Prime Number Magazine
is a publication of
PO Box 30314,
Winston-Salem NC 27130
Issue 107, April – June 2017
Prime Number Magazine is a publication of Press 53, PO Box 30314, Winston-Salem, NC 27130
followed by Q&A
Based in Miami, Jen Karetnick is the author of seven collections of poetry, most recently American Sentencing (Winter Goose Publishing, 2016), which was long-listed for the Julie Suk Award, and The Treasures That Prevail (Whitepoint Press, 2016). Her work has recently appeared or is forthcoming in TheAtlantic.com, Guernica, Negative Capability, One, Painted Bride Quarterly, Prairie Schooner, Spillway, Verse Daily and Waxwing. In 2016, her work was nominated for a Pushcart Prize and two “Best of the Net”” awards. She works as an educator, dining critic, freelance journalist and cookbook author.
This piece is a golden shovel, using the James Wright poem “Lying in a Hammock at William Duffy’s Farm in Pine Island, Minnesota.” The setting is the Little League baseball fields near the house that I grew up in; they had been built in old gravel pits and were surrounded by jagged hills of sliding rocks.
Where have you lived—states, countries, etc.?
I have lived in New Jersey, where I grew up; Boston and Southern California, where I went to undergraduate and graduate school; and Miami, where I’ve been for the last 25 years.
What is your favorite flavor of ice cream? Any toppings?
My favorite flavor of ice cream is mint chocolate chip, and you can never go wrong with colored sprinkles.
With whom, living or dead, would like to share dinner and why?
I’d love to share dinner with M.F.K. Fisher and trade some tales about dining and food writing.
after James Wright
I could not sting like a bee or float like a butterfly
though I did learn to throw a punch from my trunk,
not my wrist, after our father taught my sister.

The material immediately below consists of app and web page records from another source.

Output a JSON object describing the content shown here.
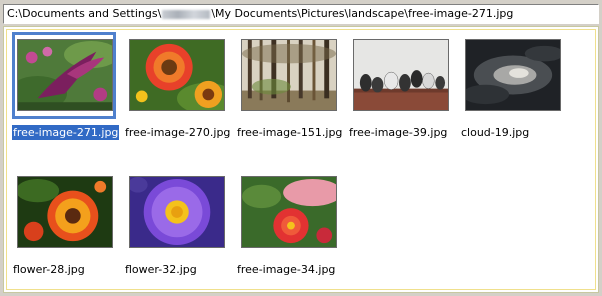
{
  "path": {
    "prefix": "C:\\Documents and Settings\\",
    "suffix": "\\My Documents\\Pictures\\landscape\\free-image-271.jpg"
  },
  "thumbnails": [
    {
      "label": "free-image-271.jpg",
      "selected": true
    },
    {
      "label": "free-image-270.jpg",
      "selected": false
    },
    {
      "label": "free-image-151.jpg",
      "selected": false
    },
    {
      "label": "free-image-39.jpg",
      "selected": false
    },
    {
      "label": "cloud-19.jpg",
      "selected": false
    },
    {
      "label": "flower-28.jpg",
      "selected": false
    },
    {
      "label": "flower-32.jpg",
      "selected": false
    },
    {
      "label": "free-image-34.jpg",
      "selected": false
    }
  ]
}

A shadow
boxer, a flyweight, I followed her from the split-level house
to the Little League where she was the first girl to play, another
way for the other gender to spend a lengthening spring afternoon.
Formed from former gravel pits, the fields were shielded to the right
by hills of shale and river rocks rising over the stand of pin-boned pines
we generously called “the woods.” We were warned away from here; horses
wouldn’t be able to drag us out were we to fall under an avalanche of these stones.
But no one advised a boy not to toss them as flirtations, which is how one landed on
my lip. Struck dumb, it spurted into a bucket, empty of baseballs, that I brought home.
Even after surgery, I swallowed his name like blood to wear the fist he made me for life.